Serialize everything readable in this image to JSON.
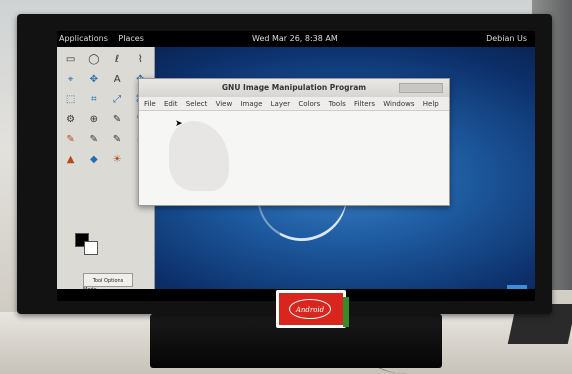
{
  "scene": {
    "description_colors": {
      "screen": "#1e5ba0",
      "bezel": "#121212",
      "sticker": "#d8261f"
    }
  },
  "topbar": {
    "menu_items": [
      "Applications",
      "Places"
    ],
    "clock": "Wed Mar 26, 8:38 AM",
    "user": "Debian Us"
  },
  "gimp": {
    "title": "GNU Image Manipulation Program",
    "menu": [
      "File",
      "Edit",
      "Select",
      "View",
      "Image",
      "Layer",
      "Colors",
      "Tools",
      "Filters",
      "Windows",
      "Help"
    ]
  },
  "toolbox": {
    "tool_icons": [
      "▭",
      "◯",
      "ℓ",
      "⌇",
      "⌖",
      "✥",
      "A",
      "✥",
      "⬚",
      "⌗",
      "⤢",
      "⌘",
      "⚙",
      "⊕",
      "✎",
      "✎",
      "✎",
      "✎",
      "✎",
      "⌀",
      "▲",
      "◆",
      "☀",
      "⚱"
    ],
    "tool_options_tab": "Tool Options",
    "mode_label": "Mode"
  },
  "sticker": {
    "logo_text": "Android"
  }
}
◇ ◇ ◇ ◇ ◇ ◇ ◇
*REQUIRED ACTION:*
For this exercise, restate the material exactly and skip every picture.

*TASK ANSWER:*
Serialize everything readable in this image to JSON.
{
  "scene": {
    "description_colors": {
      "screen": "#1e5ba0",
      "bezel": "#121212",
      "sticker": "#d8261f"
    }
  },
  "topbar": {
    "menu_items": [
      "Applications",
      "Places"
    ],
    "clock": "Wed Mar 26, 8:38 AM",
    "user": "Debian Us"
  },
  "gimp": {
    "title": "GNU Image Manipulation Program",
    "menu": [
      "File",
      "Edit",
      "Select",
      "View",
      "Image",
      "Layer",
      "Colors",
      "Tools",
      "Filters",
      "Windows",
      "Help"
    ]
  },
  "toolbox": {
    "tool_icons": [
      "▭",
      "◯",
      "ℓ",
      "⌇",
      "⌖",
      "✥",
      "A",
      "✥",
      "⬚",
      "⌗",
      "⤢",
      "⌘",
      "⚙",
      "⊕",
      "✎",
      "✎",
      "✎",
      "✎",
      "✎",
      "⌀",
      "▲",
      "◆",
      "☀",
      "⚱"
    ],
    "tool_options_tab": "Tool Options",
    "mode_label": "Mode"
  },
  "sticker": {
    "logo_text": "Android"
  }
}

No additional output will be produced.